---------- Provided material ----------
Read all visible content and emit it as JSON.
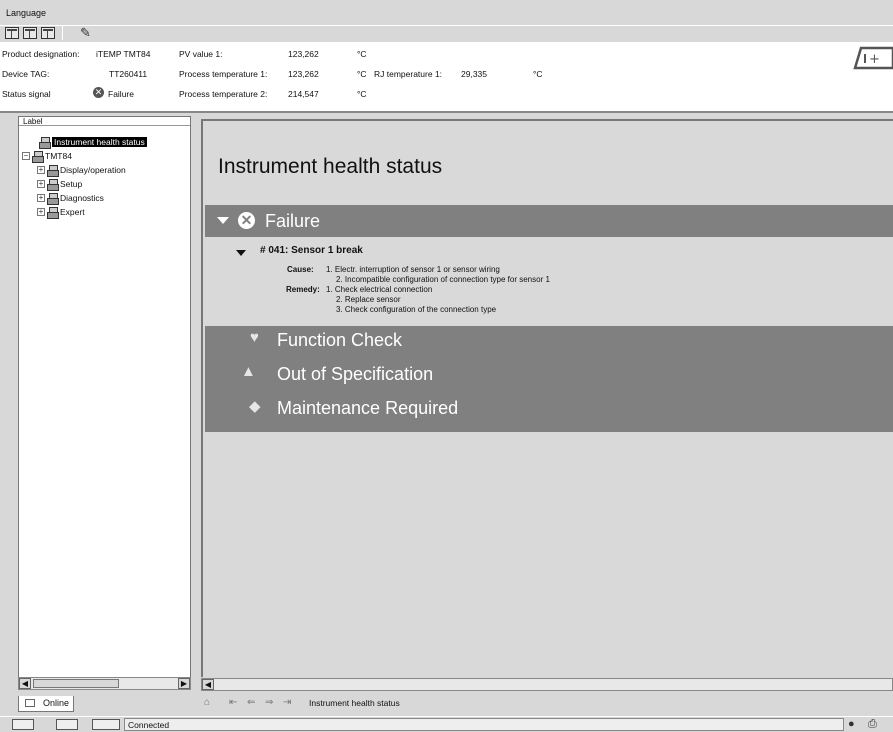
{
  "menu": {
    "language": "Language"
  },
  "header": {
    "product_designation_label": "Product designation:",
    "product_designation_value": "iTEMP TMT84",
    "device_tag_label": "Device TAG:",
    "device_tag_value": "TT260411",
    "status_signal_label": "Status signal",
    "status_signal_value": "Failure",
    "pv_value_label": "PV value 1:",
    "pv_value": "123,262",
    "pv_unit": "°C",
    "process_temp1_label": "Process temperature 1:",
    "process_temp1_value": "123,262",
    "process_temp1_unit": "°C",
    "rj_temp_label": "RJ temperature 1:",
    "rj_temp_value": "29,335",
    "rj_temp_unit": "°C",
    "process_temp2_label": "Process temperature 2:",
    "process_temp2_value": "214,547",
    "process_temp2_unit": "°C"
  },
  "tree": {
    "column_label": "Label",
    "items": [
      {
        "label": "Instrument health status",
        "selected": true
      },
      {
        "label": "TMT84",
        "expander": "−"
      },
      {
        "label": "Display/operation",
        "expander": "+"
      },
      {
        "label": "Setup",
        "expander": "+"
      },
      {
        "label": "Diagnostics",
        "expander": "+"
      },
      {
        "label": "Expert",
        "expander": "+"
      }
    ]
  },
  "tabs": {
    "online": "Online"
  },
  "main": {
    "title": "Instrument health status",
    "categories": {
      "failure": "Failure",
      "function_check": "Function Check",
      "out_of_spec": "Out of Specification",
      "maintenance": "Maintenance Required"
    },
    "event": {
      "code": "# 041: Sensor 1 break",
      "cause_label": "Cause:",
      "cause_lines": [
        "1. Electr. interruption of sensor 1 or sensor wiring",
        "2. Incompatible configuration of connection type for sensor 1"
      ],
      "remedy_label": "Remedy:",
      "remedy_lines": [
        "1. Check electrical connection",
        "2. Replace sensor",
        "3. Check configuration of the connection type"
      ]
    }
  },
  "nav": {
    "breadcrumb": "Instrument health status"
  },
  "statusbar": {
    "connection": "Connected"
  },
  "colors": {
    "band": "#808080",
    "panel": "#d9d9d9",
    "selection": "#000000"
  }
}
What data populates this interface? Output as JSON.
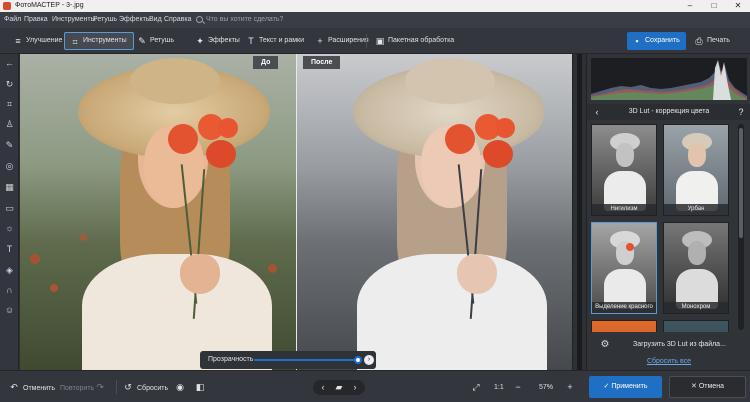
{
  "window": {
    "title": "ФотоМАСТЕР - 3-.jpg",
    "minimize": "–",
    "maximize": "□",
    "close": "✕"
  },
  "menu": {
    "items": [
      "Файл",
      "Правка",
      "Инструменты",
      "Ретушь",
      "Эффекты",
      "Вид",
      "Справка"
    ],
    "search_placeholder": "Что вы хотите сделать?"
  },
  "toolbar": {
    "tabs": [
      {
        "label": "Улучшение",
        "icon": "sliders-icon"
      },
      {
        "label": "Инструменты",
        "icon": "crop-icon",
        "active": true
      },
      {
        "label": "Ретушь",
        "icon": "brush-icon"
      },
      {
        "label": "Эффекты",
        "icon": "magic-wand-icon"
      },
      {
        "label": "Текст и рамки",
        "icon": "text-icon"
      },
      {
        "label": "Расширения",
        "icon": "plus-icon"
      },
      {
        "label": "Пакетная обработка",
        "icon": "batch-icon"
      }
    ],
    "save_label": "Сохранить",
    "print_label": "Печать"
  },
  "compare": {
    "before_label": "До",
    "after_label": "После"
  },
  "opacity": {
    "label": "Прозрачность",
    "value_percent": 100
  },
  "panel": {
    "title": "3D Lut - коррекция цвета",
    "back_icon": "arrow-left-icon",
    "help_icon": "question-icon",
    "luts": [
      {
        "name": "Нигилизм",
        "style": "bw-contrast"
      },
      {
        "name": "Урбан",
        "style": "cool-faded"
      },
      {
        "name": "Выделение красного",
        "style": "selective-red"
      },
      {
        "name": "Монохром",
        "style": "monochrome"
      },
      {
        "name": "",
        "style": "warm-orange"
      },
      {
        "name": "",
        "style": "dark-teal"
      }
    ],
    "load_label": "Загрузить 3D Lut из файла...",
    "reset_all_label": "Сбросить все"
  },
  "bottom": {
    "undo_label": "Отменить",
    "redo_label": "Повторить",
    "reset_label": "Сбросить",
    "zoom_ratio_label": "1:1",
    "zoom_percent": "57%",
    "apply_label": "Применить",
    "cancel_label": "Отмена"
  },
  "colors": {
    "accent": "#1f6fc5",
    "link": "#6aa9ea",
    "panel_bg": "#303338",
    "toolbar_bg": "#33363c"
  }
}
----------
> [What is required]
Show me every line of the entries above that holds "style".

> [Solved exercise]
        "style": "bw-contrast"
        "style": "cool-faded"
        "style": "selective-red"
        "style": "monochrome"
        "style": "warm-orange"
        "style": "dark-teal"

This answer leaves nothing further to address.